Re:Cognition Health is passionate about raising awareness of dementia and pioneering new treatments and techniques to support those afflicted by the disease. The award-winning team of cognitive experts have produced a guide to help families and carers at Christmas to enable happiness and good cheer to resound throughout the festive period:
Put them first – Consider their wishes and what Christmas really means to them. Think about how they used to spend Christmas Day and the things they enjoyed most – was it carol singing, a Christmas morning church service, watching the Queen’s Speech? Try to incorporate as many elements of their favourite Christmas traditions into the day.
Involve them in the tasks – Boost their self-esteem by engaging and involving them with simple tasks. Whether folding tea towels or napkins or helping with meal preparation, they will enjoy the quality time and team work.
Plan ahead if they are staying over– If a person with dementia is staying with you, ensure you are fully prepared to make it as easy as possible for them. They won’t be in a familiar environment, so it’s a good idea to put way finding signs around the house so they can easily navigate, without having to ask. Picture signs are easily recognisable, so get creative with drawing symbols and arrows to rooms such as the toilet, bathroom, bedroom and kitchen.
Watch the liquid – Keep an eye on the amount of caffeine and alcohol being consumed as they may not remember how much they have had to drink. Caffeine can affect sleep and will likely be more susceptible to the effects of alcohol than in the past, so try not to top up the glasses!
Smaller food portions – People with dementia may have a smaller appetite, so offer smaller food portions – they will unlikely want a big Christmas dinner. Second portions can always be offered if they are still hungry.
Easy on the sellotape – Make it easy for the person with dementia to unwrap the presents. Their fingers may not be very nimble, so save them the struggle by making the presents easy to unwrap.

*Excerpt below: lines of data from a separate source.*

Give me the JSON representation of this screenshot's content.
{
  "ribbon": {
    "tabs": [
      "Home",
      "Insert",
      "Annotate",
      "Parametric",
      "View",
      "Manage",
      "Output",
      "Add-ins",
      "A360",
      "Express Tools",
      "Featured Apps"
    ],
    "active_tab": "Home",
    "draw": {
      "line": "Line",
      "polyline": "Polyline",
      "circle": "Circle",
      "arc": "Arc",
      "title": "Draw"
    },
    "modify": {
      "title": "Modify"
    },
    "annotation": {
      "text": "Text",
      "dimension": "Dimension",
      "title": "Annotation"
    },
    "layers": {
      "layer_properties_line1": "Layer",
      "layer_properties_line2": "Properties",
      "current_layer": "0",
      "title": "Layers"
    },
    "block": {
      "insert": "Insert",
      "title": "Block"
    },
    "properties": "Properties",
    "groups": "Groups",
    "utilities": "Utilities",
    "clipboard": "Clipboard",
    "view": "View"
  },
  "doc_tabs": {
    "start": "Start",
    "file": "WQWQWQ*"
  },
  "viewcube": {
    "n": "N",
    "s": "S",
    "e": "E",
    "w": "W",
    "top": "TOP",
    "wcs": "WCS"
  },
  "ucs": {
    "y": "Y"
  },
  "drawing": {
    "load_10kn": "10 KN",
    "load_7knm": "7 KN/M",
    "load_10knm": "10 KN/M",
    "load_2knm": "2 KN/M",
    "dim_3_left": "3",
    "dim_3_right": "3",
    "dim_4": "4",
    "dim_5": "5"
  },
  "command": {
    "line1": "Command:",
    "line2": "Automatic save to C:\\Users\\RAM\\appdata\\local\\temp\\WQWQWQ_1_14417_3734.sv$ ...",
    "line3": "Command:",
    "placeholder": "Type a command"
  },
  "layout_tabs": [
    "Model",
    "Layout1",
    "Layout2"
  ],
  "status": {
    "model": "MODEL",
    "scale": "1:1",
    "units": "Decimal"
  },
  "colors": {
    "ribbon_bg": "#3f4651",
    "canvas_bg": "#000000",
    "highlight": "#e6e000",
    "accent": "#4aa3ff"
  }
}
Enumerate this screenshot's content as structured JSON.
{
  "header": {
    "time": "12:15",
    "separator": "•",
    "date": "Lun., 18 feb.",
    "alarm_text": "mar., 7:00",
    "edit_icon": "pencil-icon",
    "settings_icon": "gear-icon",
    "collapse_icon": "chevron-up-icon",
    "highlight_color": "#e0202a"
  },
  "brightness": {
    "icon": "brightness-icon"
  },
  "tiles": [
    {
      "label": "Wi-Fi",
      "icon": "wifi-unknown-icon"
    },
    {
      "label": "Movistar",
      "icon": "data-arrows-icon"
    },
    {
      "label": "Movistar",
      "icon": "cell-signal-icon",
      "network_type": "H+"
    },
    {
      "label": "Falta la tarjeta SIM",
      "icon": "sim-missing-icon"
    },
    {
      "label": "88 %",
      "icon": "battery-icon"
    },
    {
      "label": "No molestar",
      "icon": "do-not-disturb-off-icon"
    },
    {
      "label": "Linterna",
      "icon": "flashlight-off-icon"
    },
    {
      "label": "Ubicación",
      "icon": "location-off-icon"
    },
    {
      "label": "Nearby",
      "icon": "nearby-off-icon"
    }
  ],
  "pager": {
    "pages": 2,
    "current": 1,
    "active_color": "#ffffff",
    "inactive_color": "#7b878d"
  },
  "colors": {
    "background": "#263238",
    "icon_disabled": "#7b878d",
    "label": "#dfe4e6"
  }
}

A bit of hush – If there is lots of noise and conversations in the room, people with dementia may find it difficult to have follow a conversation. It’s best not to position them in the middle of a noisy room or table and advisable to try to keep the noise levels low.
Rest is best –build rests into their schedule, people with dementia tire easily and Christmas Day is tiring for everyone! This will also give you the opportunity to rest too, which is just as important.

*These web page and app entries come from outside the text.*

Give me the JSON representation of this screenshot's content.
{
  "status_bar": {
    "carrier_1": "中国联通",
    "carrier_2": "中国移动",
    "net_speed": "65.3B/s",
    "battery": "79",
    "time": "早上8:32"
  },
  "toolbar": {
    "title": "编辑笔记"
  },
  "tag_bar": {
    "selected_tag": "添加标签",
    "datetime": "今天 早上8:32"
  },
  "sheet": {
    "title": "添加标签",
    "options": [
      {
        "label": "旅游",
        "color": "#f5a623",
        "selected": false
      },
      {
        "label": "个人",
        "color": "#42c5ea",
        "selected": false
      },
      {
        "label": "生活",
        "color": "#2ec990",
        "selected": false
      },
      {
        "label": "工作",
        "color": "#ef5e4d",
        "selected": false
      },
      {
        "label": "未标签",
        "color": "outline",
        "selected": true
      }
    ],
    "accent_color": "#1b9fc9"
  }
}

Maintain the routine – Try not to alter their routine too drastically and keep them updated on the time of the day and activities taking place. Also ensure they take their tablets – it’s a good idea to set alarms in advance so they aren’t forgotten among the Christmas chaos.

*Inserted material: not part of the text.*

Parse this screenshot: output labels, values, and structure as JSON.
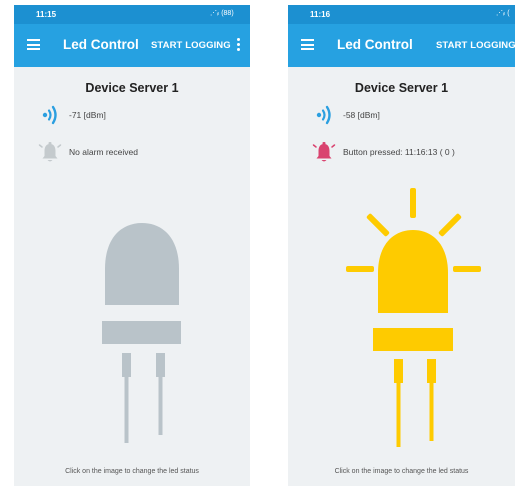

Keep introducing – When friends and family arrive, ensure you clearly introduce each person and give context to the relationship– e.g. “This is your nephew Matthew, your sister Ethel’s son”. This will avoid the embarrassment of not remembering names.
Slow down – Build more time into tasks. Things will naturally take longer than normal so be prepared to be patient and don’t rush as this can be stressful for people with dementia.
Reminisce – People with dementia will be able to remember the past in detail so reminisce and reflect with them. They will love talking about past events and this will give them a sense of importance and happiness.
Music for the mind – Music is extremely emotive and the brain has the ability to remember music much better than other things, so people with dementia will enjoy listening to familiar music – Christmas carols make the perfect festive accompaniment!
Be patient and be prepared to repeat
Look after you – You can’t do it all on your own, so ensure family members are enlisted to support. Plan ahead with schedules so everyone has a task and jobs are evenly shared. It’s important for you to take regular breaks to prevent exhaustion, so have other family members at the ready to step in.
Dementia is the leading cause of death in England and Wales, affecting 850,000 people. It is thought that there will be 6.5 million people affected worldwide by 2050 if the current trend continues.
For information on Re:Cognition Health’s groundbreaking clinical trials, for comment and interviews with Dr Emer MacSweeney and additional information on Alzheimer’s disease, please contact Healthy Content:
Alina Wallace / 07946 189672 / E: email@example.com
Christina Macdonald / 07957 360242 / E: firstname.lastname@example.org
Katherine Selby / 07787 533143 / E: email@example.com
About Re:Cognition Health
Re:Cognition Health www.re-cognitionhealth.com was established in 2011 to provide a specialist service in the neurological assessment and imaging of cognitive impairment, neurovascular diseases and traumatic brain injury, including the provision medico-legal expert opinion. The Re:Cognition Clinics in London, Essex, Surrey and Plymouth are also major centres for international trials of disease-modifying and new symptomatic drugs for Alzheimer’s disease and other neurological conditions.